At the end of last term we settled on a very simple idea to fill space above our fiction shelves and the ceiling so it didn’t look so bare.
Christine, one of our part-time staff had been processing the new Bear Grylls’ book A Survival Guide for Life: how to achieve your goals, thrive in adversity and grow in character. She made an off-hand comment about how striking some of Bear’s sayings are that are scattered throughout the book. The ensuing conversation led to a brainstorming session which resulted in us deciding to create a series of posters with great sayings to inspire our boys.
I sent an email out to staff asking them to send me some of their favourite quotes they either use in the classroom or would like to use with students and was pleased with the response. I also trawled through ones I’d saved and others on some good websites and came up with 50.
After typing up the quotes we printed them on buff coloured A3 paper, laminated them and then stuck them up on the wall.
I was a happy librarian. But what has made me an ecstatic librarian was observing a Year 7 teacher using these with her class during the last five minutes of her library visits both last week and this week. She asked the boys to have a look and choose one that they liked or that they wanted to share with the rest of the class. She then gave them the opportunity to read out their chosen quote and invited them to share what it meant to them or what deeper meaning it might have.
Here are three they chose today:
My own personal favourite is:
“Whether you think you can, or you think you can’t, you’re right” – Henry Ford

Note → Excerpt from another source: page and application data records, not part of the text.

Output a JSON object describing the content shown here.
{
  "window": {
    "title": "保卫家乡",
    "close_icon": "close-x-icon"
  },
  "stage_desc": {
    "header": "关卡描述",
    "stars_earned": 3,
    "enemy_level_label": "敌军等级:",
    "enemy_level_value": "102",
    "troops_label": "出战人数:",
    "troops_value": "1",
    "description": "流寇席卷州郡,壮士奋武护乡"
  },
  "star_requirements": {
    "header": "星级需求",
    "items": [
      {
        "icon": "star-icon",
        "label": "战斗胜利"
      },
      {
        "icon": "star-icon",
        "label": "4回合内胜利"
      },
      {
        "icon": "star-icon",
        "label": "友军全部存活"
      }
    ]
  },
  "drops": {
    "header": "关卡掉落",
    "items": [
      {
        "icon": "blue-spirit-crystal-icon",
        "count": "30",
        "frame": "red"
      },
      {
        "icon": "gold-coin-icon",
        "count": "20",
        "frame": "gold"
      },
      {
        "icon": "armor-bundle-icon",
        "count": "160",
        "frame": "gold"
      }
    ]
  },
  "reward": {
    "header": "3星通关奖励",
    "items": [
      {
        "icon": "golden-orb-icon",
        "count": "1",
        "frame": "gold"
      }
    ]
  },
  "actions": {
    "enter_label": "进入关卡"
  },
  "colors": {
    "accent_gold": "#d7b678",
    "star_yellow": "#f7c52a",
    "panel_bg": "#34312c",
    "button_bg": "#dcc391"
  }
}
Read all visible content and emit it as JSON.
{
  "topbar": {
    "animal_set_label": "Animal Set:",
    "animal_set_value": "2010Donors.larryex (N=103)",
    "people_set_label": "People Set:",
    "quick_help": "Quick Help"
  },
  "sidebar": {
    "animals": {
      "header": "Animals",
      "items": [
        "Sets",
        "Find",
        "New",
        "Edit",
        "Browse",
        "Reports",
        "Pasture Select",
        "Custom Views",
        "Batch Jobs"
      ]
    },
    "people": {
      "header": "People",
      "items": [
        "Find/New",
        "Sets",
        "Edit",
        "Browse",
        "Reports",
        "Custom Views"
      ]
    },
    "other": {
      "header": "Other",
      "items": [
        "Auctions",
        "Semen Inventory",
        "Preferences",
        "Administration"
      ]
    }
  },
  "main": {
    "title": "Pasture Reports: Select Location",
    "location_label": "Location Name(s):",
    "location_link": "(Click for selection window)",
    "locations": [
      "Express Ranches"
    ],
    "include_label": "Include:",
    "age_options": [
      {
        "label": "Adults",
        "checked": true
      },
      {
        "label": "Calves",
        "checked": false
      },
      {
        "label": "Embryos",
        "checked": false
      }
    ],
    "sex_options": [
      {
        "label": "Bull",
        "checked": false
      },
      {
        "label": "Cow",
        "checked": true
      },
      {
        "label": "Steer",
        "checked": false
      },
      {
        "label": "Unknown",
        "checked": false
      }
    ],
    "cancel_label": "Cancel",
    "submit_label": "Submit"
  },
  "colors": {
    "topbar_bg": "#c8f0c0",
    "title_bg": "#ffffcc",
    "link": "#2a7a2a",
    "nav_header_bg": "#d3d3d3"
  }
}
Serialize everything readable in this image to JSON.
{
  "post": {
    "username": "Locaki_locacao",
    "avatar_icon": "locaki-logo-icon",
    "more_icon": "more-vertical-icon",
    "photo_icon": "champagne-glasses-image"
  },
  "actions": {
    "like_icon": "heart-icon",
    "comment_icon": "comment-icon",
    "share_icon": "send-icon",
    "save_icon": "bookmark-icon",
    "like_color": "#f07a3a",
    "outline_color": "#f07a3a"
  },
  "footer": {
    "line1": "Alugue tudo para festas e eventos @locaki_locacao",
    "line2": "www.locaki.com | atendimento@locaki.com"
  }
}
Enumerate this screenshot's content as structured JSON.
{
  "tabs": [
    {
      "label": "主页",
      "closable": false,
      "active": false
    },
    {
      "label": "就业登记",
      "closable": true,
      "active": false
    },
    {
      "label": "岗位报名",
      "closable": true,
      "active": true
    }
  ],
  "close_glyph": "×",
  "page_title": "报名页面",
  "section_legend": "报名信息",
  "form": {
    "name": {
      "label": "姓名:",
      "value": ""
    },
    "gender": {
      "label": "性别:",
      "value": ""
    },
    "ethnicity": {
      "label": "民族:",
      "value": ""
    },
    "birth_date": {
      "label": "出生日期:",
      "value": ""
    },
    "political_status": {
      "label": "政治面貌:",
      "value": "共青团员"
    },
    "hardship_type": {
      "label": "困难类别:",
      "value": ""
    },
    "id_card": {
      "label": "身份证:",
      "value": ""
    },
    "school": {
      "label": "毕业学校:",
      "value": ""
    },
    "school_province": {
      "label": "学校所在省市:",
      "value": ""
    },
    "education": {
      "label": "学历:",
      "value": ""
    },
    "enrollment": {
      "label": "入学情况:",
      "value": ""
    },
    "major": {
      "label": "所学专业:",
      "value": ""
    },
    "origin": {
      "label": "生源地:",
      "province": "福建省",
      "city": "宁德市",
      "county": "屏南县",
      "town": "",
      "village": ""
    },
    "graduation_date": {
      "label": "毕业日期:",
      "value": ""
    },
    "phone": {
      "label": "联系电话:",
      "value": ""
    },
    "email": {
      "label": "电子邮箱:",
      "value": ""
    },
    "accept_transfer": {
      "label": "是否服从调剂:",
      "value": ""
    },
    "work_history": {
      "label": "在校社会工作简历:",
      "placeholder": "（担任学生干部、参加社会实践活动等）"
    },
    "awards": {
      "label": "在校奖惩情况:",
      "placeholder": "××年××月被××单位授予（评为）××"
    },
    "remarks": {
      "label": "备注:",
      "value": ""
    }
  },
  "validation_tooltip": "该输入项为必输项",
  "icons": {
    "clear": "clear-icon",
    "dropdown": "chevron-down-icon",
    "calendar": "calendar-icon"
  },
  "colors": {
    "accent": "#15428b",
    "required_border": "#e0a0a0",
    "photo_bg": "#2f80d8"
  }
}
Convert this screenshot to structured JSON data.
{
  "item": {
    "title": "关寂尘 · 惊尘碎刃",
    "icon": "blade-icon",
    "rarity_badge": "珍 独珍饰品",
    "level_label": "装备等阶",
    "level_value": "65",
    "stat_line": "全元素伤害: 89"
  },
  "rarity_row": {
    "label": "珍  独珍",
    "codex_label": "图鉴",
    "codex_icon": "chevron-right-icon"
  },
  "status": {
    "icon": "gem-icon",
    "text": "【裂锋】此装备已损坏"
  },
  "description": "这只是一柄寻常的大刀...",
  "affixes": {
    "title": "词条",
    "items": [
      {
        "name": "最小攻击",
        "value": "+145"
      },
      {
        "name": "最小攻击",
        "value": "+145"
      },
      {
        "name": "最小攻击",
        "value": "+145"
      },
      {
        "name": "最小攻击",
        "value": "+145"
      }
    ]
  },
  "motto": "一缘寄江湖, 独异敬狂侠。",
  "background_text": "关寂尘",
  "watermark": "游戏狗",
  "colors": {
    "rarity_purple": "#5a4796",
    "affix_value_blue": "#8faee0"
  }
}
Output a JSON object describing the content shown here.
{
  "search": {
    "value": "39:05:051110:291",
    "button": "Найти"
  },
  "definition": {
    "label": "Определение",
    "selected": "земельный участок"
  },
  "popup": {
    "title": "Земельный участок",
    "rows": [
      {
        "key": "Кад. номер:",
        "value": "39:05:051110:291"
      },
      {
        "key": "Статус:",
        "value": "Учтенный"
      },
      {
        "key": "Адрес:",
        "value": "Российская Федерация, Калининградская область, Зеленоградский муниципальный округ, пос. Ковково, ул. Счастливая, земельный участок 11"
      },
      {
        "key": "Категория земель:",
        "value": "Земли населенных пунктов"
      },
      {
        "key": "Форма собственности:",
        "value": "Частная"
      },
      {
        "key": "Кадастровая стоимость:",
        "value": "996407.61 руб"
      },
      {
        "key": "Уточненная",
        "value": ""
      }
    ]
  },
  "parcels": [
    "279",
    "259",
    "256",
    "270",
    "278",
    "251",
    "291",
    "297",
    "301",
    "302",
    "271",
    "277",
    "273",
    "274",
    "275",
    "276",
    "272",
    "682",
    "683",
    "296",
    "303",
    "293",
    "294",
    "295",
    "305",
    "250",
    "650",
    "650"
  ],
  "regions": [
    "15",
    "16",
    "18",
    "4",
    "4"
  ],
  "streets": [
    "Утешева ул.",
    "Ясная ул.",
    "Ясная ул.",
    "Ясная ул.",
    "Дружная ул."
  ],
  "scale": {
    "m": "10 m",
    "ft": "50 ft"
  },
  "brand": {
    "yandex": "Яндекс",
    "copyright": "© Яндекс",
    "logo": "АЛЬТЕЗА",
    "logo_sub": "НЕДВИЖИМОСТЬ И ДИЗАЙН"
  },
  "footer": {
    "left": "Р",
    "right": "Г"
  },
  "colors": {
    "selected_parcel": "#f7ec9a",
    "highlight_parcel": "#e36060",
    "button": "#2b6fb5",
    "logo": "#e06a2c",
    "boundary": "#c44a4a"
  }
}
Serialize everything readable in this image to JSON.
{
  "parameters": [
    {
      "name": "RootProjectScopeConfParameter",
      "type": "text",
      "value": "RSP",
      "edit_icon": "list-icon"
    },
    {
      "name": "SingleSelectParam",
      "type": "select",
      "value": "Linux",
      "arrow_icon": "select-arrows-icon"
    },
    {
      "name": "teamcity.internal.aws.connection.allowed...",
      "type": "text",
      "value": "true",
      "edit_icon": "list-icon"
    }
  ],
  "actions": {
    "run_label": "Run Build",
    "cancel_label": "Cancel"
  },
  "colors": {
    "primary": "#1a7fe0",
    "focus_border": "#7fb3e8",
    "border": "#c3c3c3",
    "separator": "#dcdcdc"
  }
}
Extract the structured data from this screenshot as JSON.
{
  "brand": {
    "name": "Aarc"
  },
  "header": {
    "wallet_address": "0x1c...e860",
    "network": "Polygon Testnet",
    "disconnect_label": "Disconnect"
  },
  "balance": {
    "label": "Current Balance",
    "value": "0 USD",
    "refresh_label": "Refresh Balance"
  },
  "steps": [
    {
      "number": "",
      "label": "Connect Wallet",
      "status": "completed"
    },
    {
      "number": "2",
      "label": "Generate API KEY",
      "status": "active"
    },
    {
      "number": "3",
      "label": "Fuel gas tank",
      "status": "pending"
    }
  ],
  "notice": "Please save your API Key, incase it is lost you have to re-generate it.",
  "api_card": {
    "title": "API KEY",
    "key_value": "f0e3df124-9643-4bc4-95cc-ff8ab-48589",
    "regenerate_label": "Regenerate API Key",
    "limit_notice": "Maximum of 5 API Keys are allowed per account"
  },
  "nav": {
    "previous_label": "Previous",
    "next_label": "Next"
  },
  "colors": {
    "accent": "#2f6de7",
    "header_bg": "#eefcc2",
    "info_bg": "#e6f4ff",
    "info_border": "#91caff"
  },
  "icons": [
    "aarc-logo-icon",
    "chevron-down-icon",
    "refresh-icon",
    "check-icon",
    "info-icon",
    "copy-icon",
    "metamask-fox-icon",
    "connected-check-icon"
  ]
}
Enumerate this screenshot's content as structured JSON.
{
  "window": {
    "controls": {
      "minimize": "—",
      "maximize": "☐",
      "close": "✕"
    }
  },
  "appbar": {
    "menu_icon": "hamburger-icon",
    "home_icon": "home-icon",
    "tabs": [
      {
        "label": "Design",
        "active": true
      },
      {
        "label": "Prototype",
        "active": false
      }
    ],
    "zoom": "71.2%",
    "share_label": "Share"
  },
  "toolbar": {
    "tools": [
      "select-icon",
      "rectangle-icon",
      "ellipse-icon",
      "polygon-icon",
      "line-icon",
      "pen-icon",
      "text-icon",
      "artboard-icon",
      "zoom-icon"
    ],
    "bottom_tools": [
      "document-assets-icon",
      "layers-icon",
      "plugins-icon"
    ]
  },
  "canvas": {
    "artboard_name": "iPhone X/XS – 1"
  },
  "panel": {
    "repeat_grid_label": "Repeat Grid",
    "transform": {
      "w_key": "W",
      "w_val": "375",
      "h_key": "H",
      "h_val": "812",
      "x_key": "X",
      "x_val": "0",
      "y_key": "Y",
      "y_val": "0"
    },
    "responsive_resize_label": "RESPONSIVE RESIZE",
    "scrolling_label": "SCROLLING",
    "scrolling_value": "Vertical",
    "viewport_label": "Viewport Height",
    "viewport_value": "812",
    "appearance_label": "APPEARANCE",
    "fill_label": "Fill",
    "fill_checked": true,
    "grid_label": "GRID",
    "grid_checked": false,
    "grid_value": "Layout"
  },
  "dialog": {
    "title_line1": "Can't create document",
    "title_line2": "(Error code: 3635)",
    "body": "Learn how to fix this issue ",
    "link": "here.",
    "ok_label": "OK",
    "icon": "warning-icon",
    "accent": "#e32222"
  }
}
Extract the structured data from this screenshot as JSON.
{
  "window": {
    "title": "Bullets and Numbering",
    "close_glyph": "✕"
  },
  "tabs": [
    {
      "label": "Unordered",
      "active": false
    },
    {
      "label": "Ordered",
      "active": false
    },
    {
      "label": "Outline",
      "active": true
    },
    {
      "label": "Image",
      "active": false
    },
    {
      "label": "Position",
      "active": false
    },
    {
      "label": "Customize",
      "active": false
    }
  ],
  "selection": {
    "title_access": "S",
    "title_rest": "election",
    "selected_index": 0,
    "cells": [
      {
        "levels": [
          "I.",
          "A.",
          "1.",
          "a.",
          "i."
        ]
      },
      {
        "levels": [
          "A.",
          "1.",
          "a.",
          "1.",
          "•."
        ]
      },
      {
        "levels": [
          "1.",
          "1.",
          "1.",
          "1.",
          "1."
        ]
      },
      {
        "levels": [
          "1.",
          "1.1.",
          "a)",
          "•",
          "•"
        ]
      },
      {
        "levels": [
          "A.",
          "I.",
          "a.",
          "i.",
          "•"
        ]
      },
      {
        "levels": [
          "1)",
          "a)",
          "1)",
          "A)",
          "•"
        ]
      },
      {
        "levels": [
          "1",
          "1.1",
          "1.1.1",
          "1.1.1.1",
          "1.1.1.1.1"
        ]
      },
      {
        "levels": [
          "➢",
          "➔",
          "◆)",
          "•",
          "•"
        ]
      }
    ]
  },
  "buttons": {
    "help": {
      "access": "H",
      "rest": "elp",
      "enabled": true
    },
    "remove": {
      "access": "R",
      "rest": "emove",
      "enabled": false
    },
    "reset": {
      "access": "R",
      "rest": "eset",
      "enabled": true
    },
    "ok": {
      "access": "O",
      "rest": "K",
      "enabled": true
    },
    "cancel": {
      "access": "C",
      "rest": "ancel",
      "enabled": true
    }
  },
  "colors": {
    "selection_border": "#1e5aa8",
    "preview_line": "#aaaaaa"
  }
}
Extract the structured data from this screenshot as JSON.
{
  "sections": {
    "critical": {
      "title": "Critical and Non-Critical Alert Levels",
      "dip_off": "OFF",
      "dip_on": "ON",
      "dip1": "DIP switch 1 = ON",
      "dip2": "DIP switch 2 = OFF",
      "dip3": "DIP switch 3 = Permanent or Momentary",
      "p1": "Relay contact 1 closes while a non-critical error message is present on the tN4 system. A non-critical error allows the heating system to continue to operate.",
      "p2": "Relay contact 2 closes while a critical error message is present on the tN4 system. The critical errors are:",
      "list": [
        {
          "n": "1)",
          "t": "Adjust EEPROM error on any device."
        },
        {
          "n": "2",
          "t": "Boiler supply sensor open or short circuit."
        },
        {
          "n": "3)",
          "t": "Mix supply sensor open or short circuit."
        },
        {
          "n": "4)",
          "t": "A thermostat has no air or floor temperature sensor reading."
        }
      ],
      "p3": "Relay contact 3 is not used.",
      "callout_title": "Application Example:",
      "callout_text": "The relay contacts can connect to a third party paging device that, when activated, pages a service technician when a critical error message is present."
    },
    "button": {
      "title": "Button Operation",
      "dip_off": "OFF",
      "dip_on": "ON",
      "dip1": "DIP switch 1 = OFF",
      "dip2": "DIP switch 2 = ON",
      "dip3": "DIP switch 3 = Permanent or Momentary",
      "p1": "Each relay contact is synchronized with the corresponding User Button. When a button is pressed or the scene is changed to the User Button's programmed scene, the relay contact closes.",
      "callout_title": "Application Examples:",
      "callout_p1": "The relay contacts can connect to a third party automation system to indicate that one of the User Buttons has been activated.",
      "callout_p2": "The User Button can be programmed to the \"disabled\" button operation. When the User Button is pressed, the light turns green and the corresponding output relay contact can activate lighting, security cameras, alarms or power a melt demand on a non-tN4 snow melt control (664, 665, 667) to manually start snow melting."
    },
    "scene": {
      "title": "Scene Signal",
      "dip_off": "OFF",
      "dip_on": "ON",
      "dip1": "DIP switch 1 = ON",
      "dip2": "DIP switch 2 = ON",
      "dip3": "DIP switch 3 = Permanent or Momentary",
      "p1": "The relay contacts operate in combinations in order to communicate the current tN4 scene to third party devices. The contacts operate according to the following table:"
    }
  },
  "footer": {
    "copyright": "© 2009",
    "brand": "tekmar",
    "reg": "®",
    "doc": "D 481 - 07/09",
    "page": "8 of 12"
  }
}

I want to make it a round 60 so I need another few yet. Have you got a special inspirational quote? I’d love you to share it here so I can find my final 10.
So Term 4 has begun and even though we’re only at the end of week 1, I have to say I’m very happy that Labour Weekend is ahead of us and with it a welcome three day weekend!
2012 might not be quite done and dusted yet, in fact quite a bit still remains to do before I can say that, but I already have my 2013 Ideas Notebook open…..
……..and entries being made for consideration for next year.
One of the ideas I played around with and ended up adding yesterday was thanks to a link and an idea Michele Coombridge posted on the SLANZA Facebook page.
The Catalog Card Generator is a neat little tool which is fun and very easy to use. It is similar to the Newspaper Clipping Generator that’s been around for several years and some of you may have seen and used it. The Catalog Card Generator allows you create an old-fashioned manual card for any book you want to, complete with scribbles on it for a little authenticity. Michele’s great idea was to use it to promote a book which has just a black cover.
I wanted to know what a generated card would look like so I grabbed the book that’s sitting on my desk at the moment (which happens to be my new favourite read for this year!!) The Unlikely Pilgrimage of Harold Fry by Rachel Joyce, an absolutely brilliant debut novel, a treasure and a fortunate find. So I whipped up a catalog card for it in less than a minute, printed it out, and here’s what it looks like:
This visual highlighter will work nicely with some of our ideas for promoting specific books next year.
Some of our ideas include:
- Pick of the Day – This will be selected by one of our Library Team and will have pride of place on the main desk so visitors can see it when they come into the library
- Odyssey Book of the Week – this relates to a new reading initiative I’ve been working on this year. It’s being trialled this term and will be part of our English programme from 2013 (More to come on this in a later post)
- Highlighting Non-Fiction – We have some great non-fiction reads on the shelf that we need to market to the students, who would enjoy them but might not necessarily find them. This could be a great way of making these books stand out
Sincerely, a big thanks to you Michele for sharing this simple but great idea – and not just the link! With the overwhelming number of links and emails I receive each day it’s impossible to explore them all so the links shared that actually have a suggested use or a “this is how I use it” story means I’m more likely to take a look at it. The great ideas don’t always have to be the big ones. Sometimes they are the very simple, easy but extremely effective ones that have already worked for someone else.